*** Opening of THE DATA ***

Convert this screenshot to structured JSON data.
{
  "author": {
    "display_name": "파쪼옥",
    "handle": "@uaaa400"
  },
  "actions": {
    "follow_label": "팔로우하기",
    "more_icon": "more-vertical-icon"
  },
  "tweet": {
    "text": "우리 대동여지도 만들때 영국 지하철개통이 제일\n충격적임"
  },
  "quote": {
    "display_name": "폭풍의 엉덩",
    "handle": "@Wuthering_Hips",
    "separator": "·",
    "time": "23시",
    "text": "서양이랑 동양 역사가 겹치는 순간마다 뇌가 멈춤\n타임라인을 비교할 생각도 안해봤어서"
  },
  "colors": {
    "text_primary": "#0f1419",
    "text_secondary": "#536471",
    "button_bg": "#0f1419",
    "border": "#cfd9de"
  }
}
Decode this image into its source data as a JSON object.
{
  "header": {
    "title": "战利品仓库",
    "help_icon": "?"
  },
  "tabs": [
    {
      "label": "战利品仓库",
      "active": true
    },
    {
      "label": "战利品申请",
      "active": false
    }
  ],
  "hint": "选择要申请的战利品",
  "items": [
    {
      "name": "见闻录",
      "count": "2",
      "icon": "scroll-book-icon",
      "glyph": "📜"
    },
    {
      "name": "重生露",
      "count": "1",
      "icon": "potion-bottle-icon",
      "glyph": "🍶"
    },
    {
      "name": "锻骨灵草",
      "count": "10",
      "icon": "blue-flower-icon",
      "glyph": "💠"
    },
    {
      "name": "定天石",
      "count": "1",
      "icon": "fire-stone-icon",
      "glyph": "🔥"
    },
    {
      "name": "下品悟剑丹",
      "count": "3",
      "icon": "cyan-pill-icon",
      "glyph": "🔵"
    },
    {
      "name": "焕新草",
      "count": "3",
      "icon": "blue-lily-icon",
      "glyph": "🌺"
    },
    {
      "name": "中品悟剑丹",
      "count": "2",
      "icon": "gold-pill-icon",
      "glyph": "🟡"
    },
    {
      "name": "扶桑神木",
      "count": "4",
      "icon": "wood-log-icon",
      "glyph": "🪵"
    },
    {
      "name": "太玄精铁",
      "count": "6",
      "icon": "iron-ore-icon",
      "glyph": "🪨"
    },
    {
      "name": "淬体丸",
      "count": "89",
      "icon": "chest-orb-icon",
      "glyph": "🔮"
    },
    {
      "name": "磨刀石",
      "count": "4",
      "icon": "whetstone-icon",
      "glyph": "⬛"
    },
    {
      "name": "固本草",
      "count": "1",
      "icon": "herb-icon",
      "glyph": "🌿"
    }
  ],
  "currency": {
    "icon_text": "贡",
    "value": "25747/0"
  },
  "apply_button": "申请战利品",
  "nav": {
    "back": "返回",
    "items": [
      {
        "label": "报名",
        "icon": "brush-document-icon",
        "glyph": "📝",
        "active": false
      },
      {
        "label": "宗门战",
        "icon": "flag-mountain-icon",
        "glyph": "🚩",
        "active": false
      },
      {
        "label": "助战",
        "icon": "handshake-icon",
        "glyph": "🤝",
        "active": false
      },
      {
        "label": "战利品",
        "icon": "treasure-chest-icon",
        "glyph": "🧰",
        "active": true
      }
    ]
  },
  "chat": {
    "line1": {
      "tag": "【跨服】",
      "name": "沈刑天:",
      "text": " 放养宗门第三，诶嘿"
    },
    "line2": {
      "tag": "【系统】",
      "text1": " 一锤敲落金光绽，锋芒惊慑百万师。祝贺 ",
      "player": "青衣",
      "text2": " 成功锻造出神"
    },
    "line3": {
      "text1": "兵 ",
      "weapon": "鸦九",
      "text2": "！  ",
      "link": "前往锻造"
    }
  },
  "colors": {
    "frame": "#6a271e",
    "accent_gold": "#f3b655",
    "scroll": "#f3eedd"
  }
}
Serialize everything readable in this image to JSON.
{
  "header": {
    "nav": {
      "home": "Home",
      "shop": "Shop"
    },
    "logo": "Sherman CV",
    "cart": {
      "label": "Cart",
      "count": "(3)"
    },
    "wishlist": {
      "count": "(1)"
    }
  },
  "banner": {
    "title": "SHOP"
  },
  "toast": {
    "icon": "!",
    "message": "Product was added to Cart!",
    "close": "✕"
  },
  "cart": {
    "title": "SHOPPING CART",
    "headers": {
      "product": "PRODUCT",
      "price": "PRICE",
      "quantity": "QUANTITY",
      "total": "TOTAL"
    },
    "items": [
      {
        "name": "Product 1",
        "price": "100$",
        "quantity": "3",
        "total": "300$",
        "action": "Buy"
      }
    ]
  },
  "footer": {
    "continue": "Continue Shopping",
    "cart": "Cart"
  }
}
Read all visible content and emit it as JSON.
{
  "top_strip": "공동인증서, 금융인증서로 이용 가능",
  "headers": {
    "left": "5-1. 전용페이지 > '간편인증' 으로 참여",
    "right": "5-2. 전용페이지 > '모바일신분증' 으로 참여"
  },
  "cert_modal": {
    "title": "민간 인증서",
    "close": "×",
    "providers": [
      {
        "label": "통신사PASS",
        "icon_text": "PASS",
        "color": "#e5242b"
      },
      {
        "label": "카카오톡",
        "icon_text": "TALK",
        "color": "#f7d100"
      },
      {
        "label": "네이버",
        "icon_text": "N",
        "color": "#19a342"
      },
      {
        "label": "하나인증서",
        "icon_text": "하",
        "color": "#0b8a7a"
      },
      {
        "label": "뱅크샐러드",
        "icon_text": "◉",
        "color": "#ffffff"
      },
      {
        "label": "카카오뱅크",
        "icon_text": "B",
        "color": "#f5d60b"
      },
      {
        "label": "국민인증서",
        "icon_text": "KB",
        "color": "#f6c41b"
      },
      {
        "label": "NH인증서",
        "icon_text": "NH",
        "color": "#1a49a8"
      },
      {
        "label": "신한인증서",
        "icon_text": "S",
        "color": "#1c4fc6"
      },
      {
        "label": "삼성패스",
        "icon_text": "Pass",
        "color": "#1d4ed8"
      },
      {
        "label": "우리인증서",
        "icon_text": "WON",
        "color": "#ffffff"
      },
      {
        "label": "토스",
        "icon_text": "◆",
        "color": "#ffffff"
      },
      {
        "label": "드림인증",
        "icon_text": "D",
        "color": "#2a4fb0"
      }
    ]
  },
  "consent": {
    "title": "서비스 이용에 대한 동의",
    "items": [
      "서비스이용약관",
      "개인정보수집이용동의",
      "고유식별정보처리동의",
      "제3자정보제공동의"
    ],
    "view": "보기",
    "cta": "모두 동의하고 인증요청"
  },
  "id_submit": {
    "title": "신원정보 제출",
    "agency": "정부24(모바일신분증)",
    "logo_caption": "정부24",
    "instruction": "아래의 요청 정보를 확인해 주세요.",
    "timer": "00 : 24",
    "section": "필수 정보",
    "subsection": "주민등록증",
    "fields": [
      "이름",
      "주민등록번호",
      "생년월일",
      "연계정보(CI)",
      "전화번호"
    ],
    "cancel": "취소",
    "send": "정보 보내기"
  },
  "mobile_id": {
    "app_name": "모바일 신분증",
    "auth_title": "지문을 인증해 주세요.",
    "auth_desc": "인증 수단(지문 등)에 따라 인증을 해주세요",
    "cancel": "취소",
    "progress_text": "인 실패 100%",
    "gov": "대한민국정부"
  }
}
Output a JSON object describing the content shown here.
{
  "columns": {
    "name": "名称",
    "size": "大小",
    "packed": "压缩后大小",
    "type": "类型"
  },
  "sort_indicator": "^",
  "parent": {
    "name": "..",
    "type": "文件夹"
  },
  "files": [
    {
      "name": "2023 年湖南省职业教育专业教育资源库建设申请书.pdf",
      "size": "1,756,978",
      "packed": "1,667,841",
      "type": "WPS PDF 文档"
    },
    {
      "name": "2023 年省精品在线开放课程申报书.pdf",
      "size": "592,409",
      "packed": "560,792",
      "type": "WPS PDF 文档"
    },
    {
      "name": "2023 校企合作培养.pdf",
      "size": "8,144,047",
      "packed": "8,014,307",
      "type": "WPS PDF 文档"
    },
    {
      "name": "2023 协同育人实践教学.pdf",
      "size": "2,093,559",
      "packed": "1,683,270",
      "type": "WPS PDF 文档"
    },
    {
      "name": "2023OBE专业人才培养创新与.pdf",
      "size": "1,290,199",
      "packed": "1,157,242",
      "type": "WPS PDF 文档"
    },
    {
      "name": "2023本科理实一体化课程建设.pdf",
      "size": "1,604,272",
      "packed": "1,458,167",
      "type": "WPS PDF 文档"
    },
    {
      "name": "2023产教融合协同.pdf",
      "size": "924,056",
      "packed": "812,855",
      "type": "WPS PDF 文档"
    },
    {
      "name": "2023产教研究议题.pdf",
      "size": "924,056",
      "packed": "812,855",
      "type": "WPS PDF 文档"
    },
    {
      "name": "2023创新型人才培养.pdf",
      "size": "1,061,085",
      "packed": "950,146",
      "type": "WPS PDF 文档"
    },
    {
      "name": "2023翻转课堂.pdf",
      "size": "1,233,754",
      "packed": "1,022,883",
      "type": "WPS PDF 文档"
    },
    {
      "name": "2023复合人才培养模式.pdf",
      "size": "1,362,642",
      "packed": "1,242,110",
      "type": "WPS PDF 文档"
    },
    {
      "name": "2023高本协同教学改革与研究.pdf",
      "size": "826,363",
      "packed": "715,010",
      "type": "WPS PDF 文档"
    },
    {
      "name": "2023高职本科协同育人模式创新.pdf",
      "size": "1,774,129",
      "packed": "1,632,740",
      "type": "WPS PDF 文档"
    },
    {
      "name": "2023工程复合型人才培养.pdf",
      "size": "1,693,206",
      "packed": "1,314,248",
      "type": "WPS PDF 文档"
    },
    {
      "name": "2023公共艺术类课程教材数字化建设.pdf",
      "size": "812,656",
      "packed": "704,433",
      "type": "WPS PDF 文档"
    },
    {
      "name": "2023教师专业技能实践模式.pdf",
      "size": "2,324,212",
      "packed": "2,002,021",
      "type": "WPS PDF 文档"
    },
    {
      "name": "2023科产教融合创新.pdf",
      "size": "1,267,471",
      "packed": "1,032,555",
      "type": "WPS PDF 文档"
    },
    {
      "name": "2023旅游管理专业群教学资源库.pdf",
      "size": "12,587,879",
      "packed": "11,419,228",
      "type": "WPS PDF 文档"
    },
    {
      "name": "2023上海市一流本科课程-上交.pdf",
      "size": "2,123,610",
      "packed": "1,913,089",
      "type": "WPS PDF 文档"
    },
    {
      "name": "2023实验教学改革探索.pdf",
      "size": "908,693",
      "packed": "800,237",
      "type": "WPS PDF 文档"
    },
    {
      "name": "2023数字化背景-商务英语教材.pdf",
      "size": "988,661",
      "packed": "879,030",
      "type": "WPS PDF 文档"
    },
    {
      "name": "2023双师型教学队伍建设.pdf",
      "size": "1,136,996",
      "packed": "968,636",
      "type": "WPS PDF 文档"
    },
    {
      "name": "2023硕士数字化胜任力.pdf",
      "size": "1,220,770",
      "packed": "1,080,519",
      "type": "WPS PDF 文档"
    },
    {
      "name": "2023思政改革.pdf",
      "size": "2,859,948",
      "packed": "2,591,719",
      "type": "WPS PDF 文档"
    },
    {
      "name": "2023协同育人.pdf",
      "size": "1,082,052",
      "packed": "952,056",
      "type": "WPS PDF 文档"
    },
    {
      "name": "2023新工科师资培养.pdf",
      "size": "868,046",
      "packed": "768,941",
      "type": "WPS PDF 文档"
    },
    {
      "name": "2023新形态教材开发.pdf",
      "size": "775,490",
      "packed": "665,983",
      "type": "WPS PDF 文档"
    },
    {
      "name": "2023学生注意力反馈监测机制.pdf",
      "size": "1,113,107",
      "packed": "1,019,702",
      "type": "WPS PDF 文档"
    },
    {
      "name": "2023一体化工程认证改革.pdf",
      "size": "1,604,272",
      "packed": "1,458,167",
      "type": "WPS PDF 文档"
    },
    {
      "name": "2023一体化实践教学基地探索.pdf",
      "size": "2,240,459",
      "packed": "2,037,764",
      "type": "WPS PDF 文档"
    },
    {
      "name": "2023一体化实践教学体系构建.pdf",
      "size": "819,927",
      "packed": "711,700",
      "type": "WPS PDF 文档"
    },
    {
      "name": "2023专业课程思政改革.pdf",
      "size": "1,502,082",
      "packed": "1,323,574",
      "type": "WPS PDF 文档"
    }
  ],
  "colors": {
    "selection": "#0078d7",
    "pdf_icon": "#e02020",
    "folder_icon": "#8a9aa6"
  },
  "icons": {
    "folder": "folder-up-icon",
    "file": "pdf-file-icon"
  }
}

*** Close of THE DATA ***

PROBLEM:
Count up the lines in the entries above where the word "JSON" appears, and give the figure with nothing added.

WRITTEN ANSWER:
5